Among the lines of the records, find all that carry the word "iconText" and copy them.

========================

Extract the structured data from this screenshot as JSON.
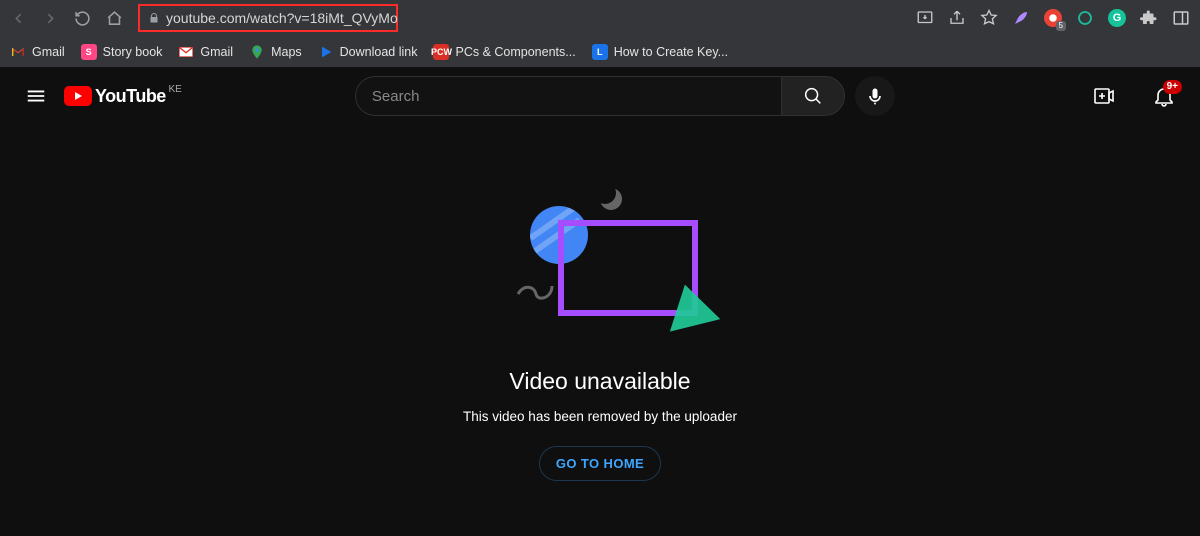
{
  "browser": {
    "url": "youtube.com/watch?v=18iMt_QVyMo",
    "ext_badge": "5"
  },
  "bookmarks": [
    {
      "label": "Gmail",
      "iconColor": "#ffffff",
      "iconText": "M",
      "iconStyle": "gmail-new"
    },
    {
      "label": "Story book",
      "iconColor": "#ff4785",
      "iconText": "S",
      "iconStyle": "box"
    },
    {
      "label": "Gmail",
      "iconColor": "#ffffff",
      "iconText": "M",
      "iconStyle": "gmail-old"
    },
    {
      "label": "Maps",
      "iconColor": "#34a853",
      "iconText": "",
      "iconStyle": "maps-pin"
    },
    {
      "label": "Download link",
      "iconColor": "#1a73e8",
      "iconText": "▶",
      "iconStyle": "play"
    },
    {
      "label": "PCs & Components...",
      "iconColor": "#d93025",
      "iconText": "PCW",
      "iconStyle": "box"
    },
    {
      "label": "How to Create Key...",
      "iconColor": "#1a73e8",
      "iconText": "L",
      "iconStyle": "box"
    }
  ],
  "youtube": {
    "logoText": "YouTube",
    "countryCode": "KE",
    "searchPlaceholder": "Search",
    "notifBadge": "9+"
  },
  "error": {
    "title": "Video unavailable",
    "subtitle": "This video has been removed by the uploader",
    "button": "GO TO HOME"
  }
}
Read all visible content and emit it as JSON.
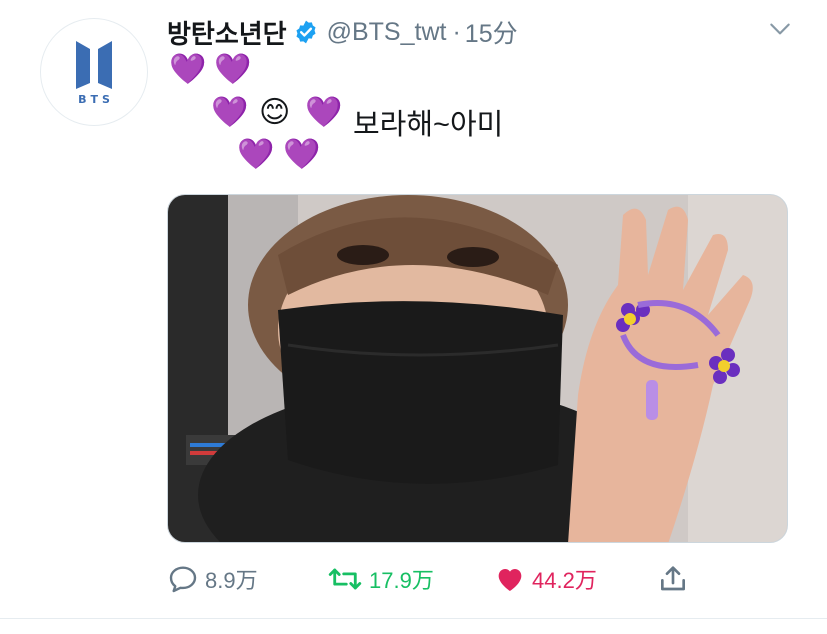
{
  "tweet": {
    "display_name": "방탄소년단",
    "handle": "@BTS_twt",
    "separator": "·",
    "time": "15分",
    "avatar_logo_text": "BTS",
    "text_line2": "보라해~아미",
    "emoji_heart": "💜",
    "emoji_smile": "😊"
  },
  "actions": {
    "replies": "8.9万",
    "retweets": "17.9万",
    "likes": "44.2万"
  },
  "colors": {
    "verified": "#1da1f2",
    "retweet": "#17bf63",
    "like": "#e0245e",
    "muted": "#657786",
    "logo": "#3b6db3"
  },
  "icons": [
    "bts-logo-icon",
    "verified-badge-icon",
    "chevron-down-icon",
    "reply-icon",
    "retweet-icon",
    "heart-filled-icon",
    "share-icon"
  ]
}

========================

TASK SOLUTION:
      "iconText": "M",
      "iconText": "S",
      "iconText": "M",
      "iconText": "",
      "iconText": "▶",
      "iconText": "PCW",
      "iconText": "L",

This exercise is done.